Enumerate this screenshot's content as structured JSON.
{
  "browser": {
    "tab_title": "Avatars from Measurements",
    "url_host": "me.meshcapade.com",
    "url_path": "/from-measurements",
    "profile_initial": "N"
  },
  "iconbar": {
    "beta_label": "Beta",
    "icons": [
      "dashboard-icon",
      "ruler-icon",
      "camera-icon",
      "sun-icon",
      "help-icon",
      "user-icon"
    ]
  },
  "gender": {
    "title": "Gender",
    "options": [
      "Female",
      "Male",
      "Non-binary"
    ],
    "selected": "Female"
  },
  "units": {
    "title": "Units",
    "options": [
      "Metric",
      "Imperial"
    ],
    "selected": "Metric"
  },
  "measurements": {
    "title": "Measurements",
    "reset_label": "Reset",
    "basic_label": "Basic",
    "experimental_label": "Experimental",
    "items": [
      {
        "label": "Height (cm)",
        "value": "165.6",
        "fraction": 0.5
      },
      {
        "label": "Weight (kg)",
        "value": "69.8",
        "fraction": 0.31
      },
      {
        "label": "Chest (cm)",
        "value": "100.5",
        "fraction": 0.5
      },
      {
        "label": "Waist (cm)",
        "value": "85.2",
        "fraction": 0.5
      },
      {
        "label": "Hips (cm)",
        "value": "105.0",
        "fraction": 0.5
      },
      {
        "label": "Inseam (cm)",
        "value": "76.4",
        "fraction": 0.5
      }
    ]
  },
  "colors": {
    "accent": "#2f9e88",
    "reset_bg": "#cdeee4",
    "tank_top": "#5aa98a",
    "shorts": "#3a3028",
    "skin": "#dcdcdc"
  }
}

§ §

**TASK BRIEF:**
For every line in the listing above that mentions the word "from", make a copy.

**FINAL ANSWER:**
    "tab_title": "Avatars from Measurements",
    "url_path": "/from-measurements",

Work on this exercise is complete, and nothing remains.